Organized by sub-genre, the book starts with Native slipstream, stories infused with time travel, alternate realities and alternative history like Vizenor’s “Custer on the Slipstream.” Next up are stories about contact with other beings featuring, among others, an excerpt from Gerry William’s The Black Ship. Dillon includes stories that highlight Indigenous science like a piece from Archie Weller’s Land of the Golden Clouds, asserting that one of the roles of Native science fiction is to disentangle that science from notions of “primitive” knowledge and myth. The fourth section calls out stories of apocalypse like William Sanders’ “When This World Is All on Fire” and a piece from Zainab Amadahy’s The Moons of Palmares. The anthology closes with examples of biskaabiiyang, or “returning to ourselves,” bringing together stories like Eden Robinson’s “Terminal Avenue” and a piece from Robert Sullivan’s Star Waka.
An essential book for readers and students of both Native literature and science fiction, Walking the Clouds is an invaluable collection. It brings together not only great examples of Native science fiction from an internationally-known cast of authors, but Dillon’s insightful scholarship sheds new light on the traditions of imagining an Indigenous future.
Now for something different, book 2 in Mindee Arnett’s Avalon series (I need to read book 1 now, they look awesome):
Following the events of Avalon, Jeth Seagrave and his crew are on the run. Jeth is desperate to find the resources and funding he needs to rescue his mother from an ITA’s research lab and leave this whole galaxy behind for a new life somewhere else. But the ITA is just as desperate, and soon Jeth finds himself pursued by a mysterious figure hell-bent on capturing Jeth and his crew—dead or alive. In a last-ditch effort to save everyone he holds dear, Jeth enters into a bargain with the last person he ever thought he’d see again: Dax Shepherd, the galaxy’s newest and most fearsome crime lord. And he’s not the only one: upon arriving back at Peltraz spaceport for the first time since he witnessed the death of his old employer, Jeth discovers Dax has a new partner: Jeth’s mother, Marian.
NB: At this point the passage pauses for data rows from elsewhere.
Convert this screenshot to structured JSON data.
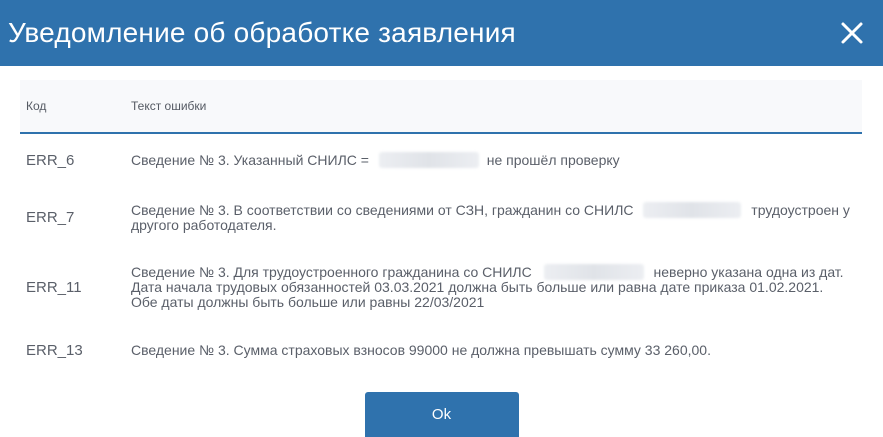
{
  "dialog": {
    "title": "Уведомление об обработке заявления",
    "close_icon": "close-icon",
    "ok_label": "Ok"
  },
  "table": {
    "headers": {
      "code": "Код",
      "text": "Текст ошибки"
    },
    "rows": [
      {
        "code": "ERR_6",
        "text_before": "Сведение № 3. Указанный СНИЛС =",
        "text_after": "не прошёл проверку"
      },
      {
        "code": "ERR_7",
        "text_before": "Сведение № 3. В соответствии со сведениями от СЗН, гражданин со СНИЛС",
        "text_after": "трудоустроен у другого работодателя."
      },
      {
        "code": "ERR_11",
        "text_before": "Сведение № 3. Для трудоустроенного гражданина со СНИЛС",
        "text_after": "неверно указана одна из дат. Дата начала трудовых обязанностей 03.03.2021 должна быть больше или равна дате приказа 01.02.2021. Обе даты должны быть больше или равны 22/03/2021"
      },
      {
        "code": "ERR_13",
        "text": "Сведение № 3. Сумма страховых взносов 99000 не должна превышать сумму 33 260,00."
      }
    ]
  },
  "colors": {
    "accent": "#2f72ad",
    "header_text": "#ffffff",
    "table_text": "#5a5f69"
  }
}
This shocking turn of events is only the first in another breathless, action-packed sci-fi adventure rife with danger, love, and betrayal, as Jeth has to once again ask himself how much he’s willing to invest in a morally bankrupt galaxy in the hopes of saving those he cares for.
And last but not least, a science fictional Fast and the Furious? Oookay, you have my attention.
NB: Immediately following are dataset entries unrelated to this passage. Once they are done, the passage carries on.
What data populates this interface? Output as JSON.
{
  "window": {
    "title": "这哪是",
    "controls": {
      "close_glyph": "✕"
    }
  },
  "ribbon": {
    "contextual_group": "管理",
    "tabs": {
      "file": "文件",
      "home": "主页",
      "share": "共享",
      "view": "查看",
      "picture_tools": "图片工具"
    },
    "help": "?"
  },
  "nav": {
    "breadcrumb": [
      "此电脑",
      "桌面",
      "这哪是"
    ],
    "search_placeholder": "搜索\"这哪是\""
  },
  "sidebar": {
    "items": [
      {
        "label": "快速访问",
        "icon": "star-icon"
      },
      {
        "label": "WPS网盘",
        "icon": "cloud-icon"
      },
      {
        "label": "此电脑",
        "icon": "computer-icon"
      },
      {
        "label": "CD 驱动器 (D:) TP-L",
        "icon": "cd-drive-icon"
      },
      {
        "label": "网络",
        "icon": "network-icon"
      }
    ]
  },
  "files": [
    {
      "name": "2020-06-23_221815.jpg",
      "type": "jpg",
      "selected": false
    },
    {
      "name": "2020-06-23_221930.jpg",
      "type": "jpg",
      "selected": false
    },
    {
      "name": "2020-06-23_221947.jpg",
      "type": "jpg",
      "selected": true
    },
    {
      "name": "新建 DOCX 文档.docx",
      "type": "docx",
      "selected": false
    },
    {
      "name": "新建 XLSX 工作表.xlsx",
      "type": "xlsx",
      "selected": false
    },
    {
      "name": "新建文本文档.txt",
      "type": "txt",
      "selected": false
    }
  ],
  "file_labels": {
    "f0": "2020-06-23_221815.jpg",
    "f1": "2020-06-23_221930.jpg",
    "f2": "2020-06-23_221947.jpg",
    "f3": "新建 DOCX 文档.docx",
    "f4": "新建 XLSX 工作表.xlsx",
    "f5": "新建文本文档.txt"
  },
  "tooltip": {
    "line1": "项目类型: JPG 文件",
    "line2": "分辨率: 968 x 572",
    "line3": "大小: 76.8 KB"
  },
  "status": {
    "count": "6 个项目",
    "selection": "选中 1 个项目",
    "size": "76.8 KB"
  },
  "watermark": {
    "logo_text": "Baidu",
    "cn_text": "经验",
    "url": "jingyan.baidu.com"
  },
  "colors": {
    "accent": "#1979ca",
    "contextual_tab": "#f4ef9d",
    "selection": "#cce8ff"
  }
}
The Fast and the Furious gets a sci-fi twist in this action-packed debut
On corporately controlled Castra, rally racing is a high stakes game that seventeen-year-old Phoebe Van Zant knows all too well. Phee’s legendary racer father disappeared mysteriously, but that hasn’t stopped her from speeding headlong into trouble. When she and her best friend, Bear, attract the attention of Charles Benroyal, they are blackmailed into racing for Benroyal Corp, a company that represents everything Phee detests. Worse, Phee risks losing Bear as she falls for Cash, her charming new teammate. But when she discovers that Benroyal is controlling more than a corporation, Phee realizes she has a much bigger role in Castra’s future than she could ever have imagined. It’s up to Phee to take Benroyal down. But even with the help of her team, can a street-rat destroy an empire?
And that’s it from us! What books do you have on YOUR radar?